**WHAT THE EXERCISE ASKS:**
Restating every entry exactly is the whole task.

-- AVAILABLE RECORDS follows --

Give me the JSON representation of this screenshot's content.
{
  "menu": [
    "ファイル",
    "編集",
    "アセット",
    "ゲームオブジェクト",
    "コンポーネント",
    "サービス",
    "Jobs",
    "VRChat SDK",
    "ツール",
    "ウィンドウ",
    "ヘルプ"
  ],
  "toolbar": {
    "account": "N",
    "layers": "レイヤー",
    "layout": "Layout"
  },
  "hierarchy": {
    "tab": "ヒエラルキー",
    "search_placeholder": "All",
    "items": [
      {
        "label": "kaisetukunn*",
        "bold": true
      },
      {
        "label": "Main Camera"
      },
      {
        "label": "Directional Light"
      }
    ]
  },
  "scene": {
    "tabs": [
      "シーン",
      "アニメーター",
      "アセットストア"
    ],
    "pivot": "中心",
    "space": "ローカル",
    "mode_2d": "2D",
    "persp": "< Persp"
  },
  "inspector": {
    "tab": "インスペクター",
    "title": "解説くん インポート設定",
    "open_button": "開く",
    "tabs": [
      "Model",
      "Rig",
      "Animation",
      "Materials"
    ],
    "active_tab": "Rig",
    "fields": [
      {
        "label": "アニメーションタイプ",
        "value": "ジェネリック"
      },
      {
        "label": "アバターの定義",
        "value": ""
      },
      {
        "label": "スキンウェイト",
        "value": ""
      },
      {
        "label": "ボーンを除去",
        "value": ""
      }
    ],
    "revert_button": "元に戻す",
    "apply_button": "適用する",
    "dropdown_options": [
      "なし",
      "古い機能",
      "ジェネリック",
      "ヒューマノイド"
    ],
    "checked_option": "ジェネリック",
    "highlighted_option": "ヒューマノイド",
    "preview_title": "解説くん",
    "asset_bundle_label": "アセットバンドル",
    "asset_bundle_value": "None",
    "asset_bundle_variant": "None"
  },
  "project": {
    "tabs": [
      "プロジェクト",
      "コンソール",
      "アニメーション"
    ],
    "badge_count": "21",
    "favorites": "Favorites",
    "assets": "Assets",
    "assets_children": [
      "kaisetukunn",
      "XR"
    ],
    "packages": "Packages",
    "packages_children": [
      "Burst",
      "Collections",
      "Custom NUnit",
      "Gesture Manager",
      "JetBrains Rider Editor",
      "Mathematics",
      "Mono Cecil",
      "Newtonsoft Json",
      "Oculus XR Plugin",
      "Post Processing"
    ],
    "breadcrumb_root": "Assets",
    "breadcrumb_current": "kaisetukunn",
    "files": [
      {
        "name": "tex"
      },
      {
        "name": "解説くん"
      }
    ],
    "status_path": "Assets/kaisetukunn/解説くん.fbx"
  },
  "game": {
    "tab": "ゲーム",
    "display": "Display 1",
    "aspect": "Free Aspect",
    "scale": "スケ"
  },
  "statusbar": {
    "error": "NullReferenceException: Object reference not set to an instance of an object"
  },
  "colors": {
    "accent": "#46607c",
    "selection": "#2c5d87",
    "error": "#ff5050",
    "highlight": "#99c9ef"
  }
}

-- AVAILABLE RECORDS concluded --

**RESPONSE TO THE EXERCISE:**
Give me the JSON representation of this screenshot's content.
{
  "menu": [
    "ファイル",
    "編集",
    "アセット",
    "ゲームオブジェクト",
    "コンポーネント",
    "サービス",
    "Jobs",
    "VRChat SDK",
    "ツール",
    "ウィンドウ",
    "ヘルプ"
  ],
  "toolbar": {
    "account": "N",
    "layers": "レイヤー",
    "layout": "Layout"
  },
  "hierarchy": {
    "tab": "ヒエラルキー",
    "search_placeholder": "All",
    "items": [
      {
        "label": "kaisetukunn*",
        "bold": true
      },
      {
        "label": "Main Camera"
      },
      {
        "label": "Directional Light"
      }
    ]
  },
  "scene": {
    "tabs": [
      "シーン",
      "アニメーター",
      "アセットストア"
    ],
    "pivot": "中心",
    "space": "ローカル",
    "mode_2d": "2D",
    "persp": "< Persp"
  },
  "inspector": {
    "tab": "インスペクター",
    "title": "解説くん インポート設定",
    "open_button": "開く",
    "tabs": [
      "Model",
      "Rig",
      "Animation",
      "Materials"
    ],
    "active_tab": "Rig",
    "fields": [
      {
        "label": "アニメーションタイプ",
        "value": "ジェネリック"
      },
      {
        "label": "アバターの定義",
        "value": ""
      },
      {
        "label": "スキンウェイト",
        "value": ""
      },
      {
        "label": "ボーンを除去",
        "value": ""
      }
    ],
    "revert_button": "元に戻す",
    "apply_button": "適用する",
    "dropdown_options": [
      "なし",
      "古い機能",
      "ジェネリック",
      "ヒューマノイド"
    ],
    "checked_option": "ジェネリック",
    "highlighted_option": "ヒューマノイド",
    "preview_title": "解説くん",
    "asset_bundle_label": "アセットバンドル",
    "asset_bundle_value": "None",
    "asset_bundle_variant": "None"
  },
  "project": {
    "tabs": [
      "プロジェクト",
      "コンソール",
      "アニメーション"
    ],
    "badge_count": "21",
    "favorites": "Favorites",
    "assets": "Assets",
    "assets_children": [
      "kaisetukunn",
      "XR"
    ],
    "packages": "Packages",
    "packages_children": [
      "Burst",
      "Collections",
      "Custom NUnit",
      "Gesture Manager",
      "JetBrains Rider Editor",
      "Mathematics",
      "Mono Cecil",
      "Newtonsoft Json",
      "Oculus XR Plugin",
      "Post Processing"
    ],
    "breadcrumb_root": "Assets",
    "breadcrumb_current": "kaisetukunn",
    "files": [
      {
        "name": "tex"
      },
      {
        "name": "解説くん"
      }
    ],
    "status_path": "Assets/kaisetukunn/解説くん.fbx"
  },
  "game": {
    "tab": "ゲーム",
    "display": "Display 1",
    "aspect": "Free Aspect",
    "scale": "スケ"
  },
  "statusbar": {
    "error": "NullReferenceException: Object reference not set to an instance of an object"
  },
  "colors": {
    "accent": "#46607c",
    "selection": "#2c5d87",
    "error": "#ff5050",
    "highlight": "#99c9ef"
  }
}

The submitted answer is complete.